**Information given**
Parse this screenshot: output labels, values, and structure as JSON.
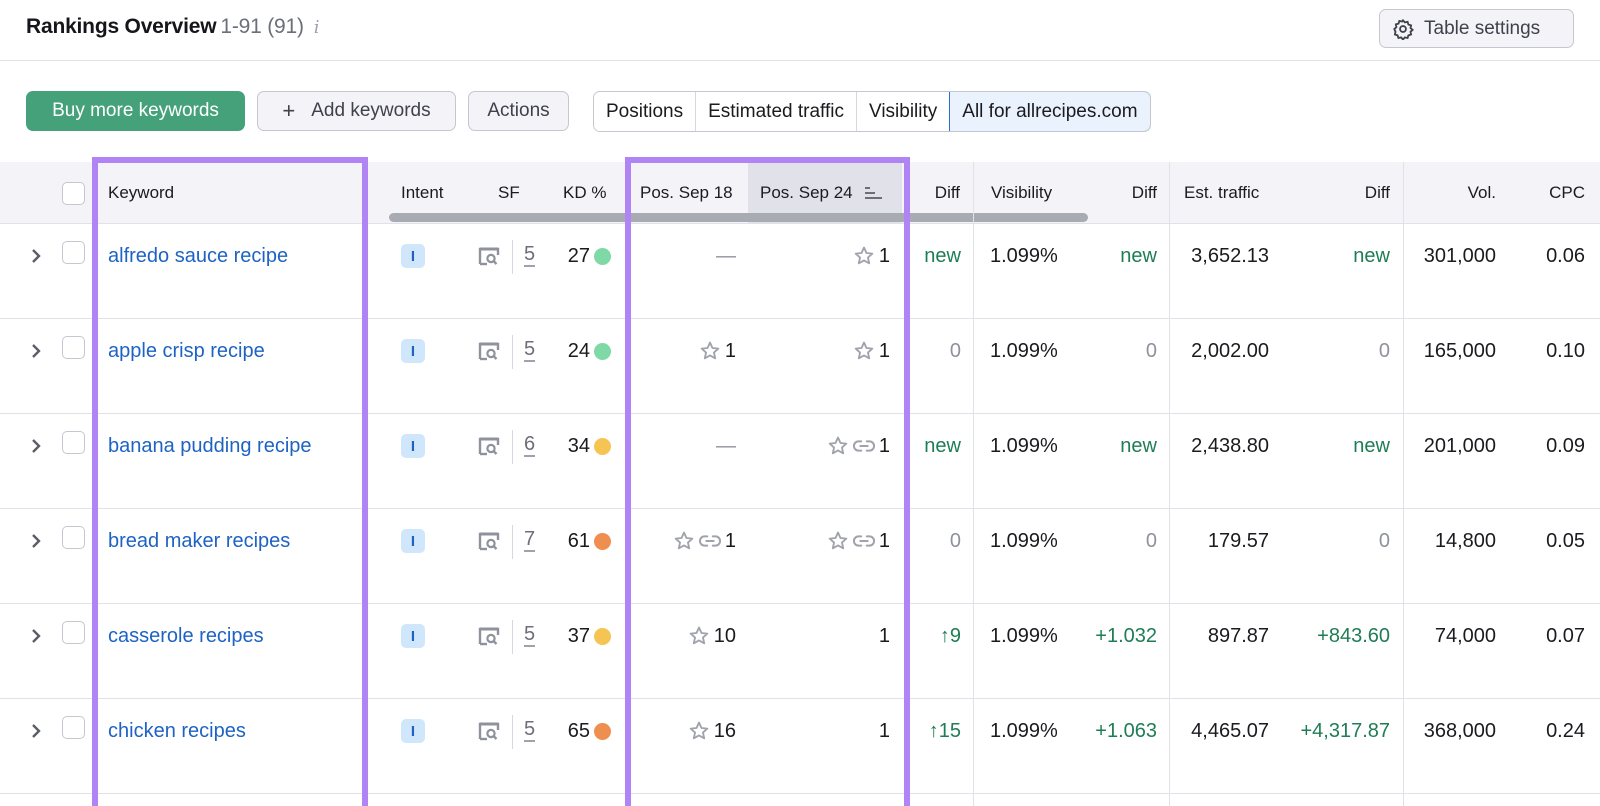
{
  "header": {
    "title": "Rankings Overview",
    "range": "1-91 (91)",
    "info_icon": "i",
    "table_settings_label": "Table settings"
  },
  "toolbar": {
    "buy_label": "Buy more keywords",
    "add_icon": "+",
    "add_label": "Add keywords",
    "actions_label": "Actions",
    "segments": [
      {
        "label": "Positions",
        "active": false
      },
      {
        "label": "Estimated traffic",
        "active": false
      },
      {
        "label": "Visibility",
        "active": false
      },
      {
        "label": "All for allrecipes.com",
        "active": true
      }
    ]
  },
  "table": {
    "columns": {
      "keyword": "Keyword",
      "intent": "Intent",
      "sf": "SF",
      "kd": "KD %",
      "pos1": "Pos. Sep 18",
      "pos2": "Pos. Sep 24",
      "diff": "Diff",
      "visibility": "Visibility",
      "vis_diff": "Diff",
      "traffic": "Est. traffic",
      "traffic_diff": "Diff",
      "vol": "Vol.",
      "cpc": "CPC"
    },
    "sorted_column": "Pos. Sep 24",
    "rows": [
      {
        "keyword": "alfredo sauce recipe",
        "intent": "I",
        "sf": "5",
        "kd": "27",
        "kd_color": "#7fd9a4",
        "pos1": "—",
        "pos1_star": false,
        "pos1_link": false,
        "pos2": "1",
        "pos2_star": true,
        "pos2_link": false,
        "diff": "new",
        "diff_class": "green",
        "visibility": "1.099%",
        "vis_diff": "new",
        "vis_diff_class": "green",
        "traffic": "3,652.13",
        "traffic_diff": "new",
        "traffic_diff_class": "green",
        "vol": "301,000",
        "cpc": "0.06"
      },
      {
        "keyword": "apple crisp recipe",
        "intent": "I",
        "sf": "5",
        "kd": "24",
        "kd_color": "#7fd9a4",
        "pos1": "1",
        "pos1_star": true,
        "pos1_link": false,
        "pos2": "1",
        "pos2_star": true,
        "pos2_link": false,
        "diff": "0",
        "diff_class": "muted",
        "visibility": "1.099%",
        "vis_diff": "0",
        "vis_diff_class": "muted",
        "traffic": "2,002.00",
        "traffic_diff": "0",
        "traffic_diff_class": "muted",
        "vol": "165,000",
        "cpc": "0.10"
      },
      {
        "keyword": "banana pudding recipe",
        "intent": "I",
        "sf": "6",
        "kd": "34",
        "kd_color": "#f5c453",
        "pos1": "—",
        "pos1_star": false,
        "pos1_link": false,
        "pos2": "1",
        "pos2_star": true,
        "pos2_link": true,
        "diff": "new",
        "diff_class": "green",
        "visibility": "1.099%",
        "vis_diff": "new",
        "vis_diff_class": "green",
        "traffic": "2,438.80",
        "traffic_diff": "new",
        "traffic_diff_class": "green",
        "vol": "201,000",
        "cpc": "0.09"
      },
      {
        "keyword": "bread maker recipes",
        "intent": "I",
        "sf": "7",
        "kd": "61",
        "kd_color": "#ef8f4f",
        "pos1": "1",
        "pos1_star": true,
        "pos1_link": true,
        "pos2": "1",
        "pos2_star": true,
        "pos2_link": true,
        "diff": "0",
        "diff_class": "muted",
        "visibility": "1.099%",
        "vis_diff": "0",
        "vis_diff_class": "muted",
        "traffic": "179.57",
        "traffic_diff": "0",
        "traffic_diff_class": "muted",
        "vol": "14,800",
        "cpc": "0.05"
      },
      {
        "keyword": "casserole recipes",
        "intent": "I",
        "sf": "5",
        "kd": "37",
        "kd_color": "#f5c453",
        "pos1": "10",
        "pos1_star": true,
        "pos1_link": false,
        "pos2": "1",
        "pos2_star": false,
        "pos2_link": false,
        "diff": "↑9",
        "diff_class": "green",
        "visibility": "1.099%",
        "vis_diff": "+1.032",
        "vis_diff_class": "green",
        "traffic": "897.87",
        "traffic_diff": "+843.60",
        "traffic_diff_class": "green",
        "vol": "74,000",
        "cpc": "0.07"
      },
      {
        "keyword": "chicken recipes",
        "intent": "I",
        "sf": "5",
        "kd": "65",
        "kd_color": "#ef8f4f",
        "pos1": "16",
        "pos1_star": true,
        "pos1_link": false,
        "pos2": "1",
        "pos2_star": false,
        "pos2_link": false,
        "diff": "↑15",
        "diff_class": "green",
        "visibility": "1.099%",
        "vis_diff": "+1.063",
        "vis_diff_class": "green",
        "traffic": "4,465.07",
        "traffic_diff": "+4,317.87",
        "traffic_diff_class": "green",
        "vol": "368,000",
        "cpc": "0.24"
      }
    ]
  },
  "icons": {
    "star": "☆",
    "link": "⊖",
    "chevron": "›",
    "sort": "sort-desc-icon"
  },
  "colors": {
    "brand_green": "#45a17a",
    "link_blue": "#1e63c4",
    "positive_green": "#1f7d55",
    "highlight_purple": "#b084f5"
  }
}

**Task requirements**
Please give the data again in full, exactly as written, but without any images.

**Answer**
Parse this screenshot: output labels, values, and structure as JSON.
{
  "header": {
    "title": "Rankings Overview",
    "range": "1-91 (91)",
    "info_icon": "i",
    "table_settings_label": "Table settings"
  },
  "toolbar": {
    "buy_label": "Buy more keywords",
    "add_icon": "+",
    "add_label": "Add keywords",
    "actions_label": "Actions",
    "segments": [
      {
        "label": "Positions",
        "active": false
      },
      {
        "label": "Estimated traffic",
        "active": false
      },
      {
        "label": "Visibility",
        "active": false
      },
      {
        "label": "All for allrecipes.com",
        "active": true
      }
    ]
  },
  "table": {
    "columns": {
      "keyword": "Keyword",
      "intent": "Intent",
      "sf": "SF",
      "kd": "KD %",
      "pos1": "Pos. Sep 18",
      "pos2": "Pos. Sep 24",
      "diff": "Diff",
      "visibility": "Visibility",
      "vis_diff": "Diff",
      "traffic": "Est. traffic",
      "traffic_diff": "Diff",
      "vol": "Vol.",
      "cpc": "CPC"
    },
    "sorted_column": "Pos. Sep 24",
    "rows": [
      {
        "keyword": "alfredo sauce recipe",
        "intent": "I",
        "sf": "5",
        "kd": "27",
        "kd_color": "#7fd9a4",
        "pos1": "—",
        "pos1_star": false,
        "pos1_link": false,
        "pos2": "1",
        "pos2_star": true,
        "pos2_link": false,
        "diff": "new",
        "diff_class": "green",
        "visibility": "1.099%",
        "vis_diff": "new",
        "vis_diff_class": "green",
        "traffic": "3,652.13",
        "traffic_diff": "new",
        "traffic_diff_class": "green",
        "vol": "301,000",
        "cpc": "0.06"
      },
      {
        "keyword": "apple crisp recipe",
        "intent": "I",
        "sf": "5",
        "kd": "24",
        "kd_color": "#7fd9a4",
        "pos1": "1",
        "pos1_star": true,
        "pos1_link": false,
        "pos2": "1",
        "pos2_star": true,
        "pos2_link": false,
        "diff": "0",
        "diff_class": "muted",
        "visibility": "1.099%",
        "vis_diff": "0",
        "vis_diff_class": "muted",
        "traffic": "2,002.00",
        "traffic_diff": "0",
        "traffic_diff_class": "muted",
        "vol": "165,000",
        "cpc": "0.10"
      },
      {
        "keyword": "banana pudding recipe",
        "intent": "I",
        "sf": "6",
        "kd": "34",
        "kd_color": "#f5c453",
        "pos1": "—",
        "pos1_star": false,
        "pos1_link": false,
        "pos2": "1",
        "pos2_star": true,
        "pos2_link": true,
        "diff": "new",
        "diff_class": "green",
        "visibility": "1.099%",
        "vis_diff": "new",
        "vis_diff_class": "green",
        "traffic": "2,438.80",
        "traffic_diff": "new",
        "traffic_diff_class": "green",
        "vol": "201,000",
        "cpc": "0.09"
      },
      {
        "keyword": "bread maker recipes",
        "intent": "I",
        "sf": "7",
        "kd": "61",
        "kd_color": "#ef8f4f",
        "pos1": "1",
        "pos1_star": true,
        "pos1_link": true,
        "pos2": "1",
        "pos2_star": true,
        "pos2_link": true,
        "diff": "0",
        "diff_class": "muted",
        "visibility": "1.099%",
        "vis_diff": "0",
        "vis_diff_class": "muted",
        "traffic": "179.57",
        "traffic_diff": "0",
        "traffic_diff_class": "muted",
        "vol": "14,800",
        "cpc": "0.05"
      },
      {
        "keyword": "casserole recipes",
        "intent": "I",
        "sf": "5",
        "kd": "37",
        "kd_color": "#f5c453",
        "pos1": "10",
        "pos1_star": true,
        "pos1_link": false,
        "pos2": "1",
        "pos2_star": false,
        "pos2_link": false,
        "diff": "↑9",
        "diff_class": "green",
        "visibility": "1.099%",
        "vis_diff": "+1.032",
        "vis_diff_class": "green",
        "traffic": "897.87",
        "traffic_diff": "+843.60",
        "traffic_diff_class": "green",
        "vol": "74,000",
        "cpc": "0.07"
      },
      {
        "keyword": "chicken recipes",
        "intent": "I",
        "sf": "5",
        "kd": "65",
        "kd_color": "#ef8f4f",
        "pos1": "16",
        "pos1_star": true,
        "pos1_link": false,
        "pos2": "1",
        "pos2_star": false,
        "pos2_link": false,
        "diff": "↑15",
        "diff_class": "green",
        "visibility": "1.099%",
        "vis_diff": "+1.063",
        "vis_diff_class": "green",
        "traffic": "4,465.07",
        "traffic_diff": "+4,317.87",
        "traffic_diff_class": "green",
        "vol": "368,000",
        "cpc": "0.24"
      }
    ]
  },
  "icons": {
    "star": "☆",
    "link": "⊖",
    "chevron": "›",
    "sort": "sort-desc-icon"
  },
  "colors": {
    "brand_green": "#45a17a",
    "link_blue": "#1e63c4",
    "positive_green": "#1f7d55",
    "highlight_purple": "#b084f5"
  }
}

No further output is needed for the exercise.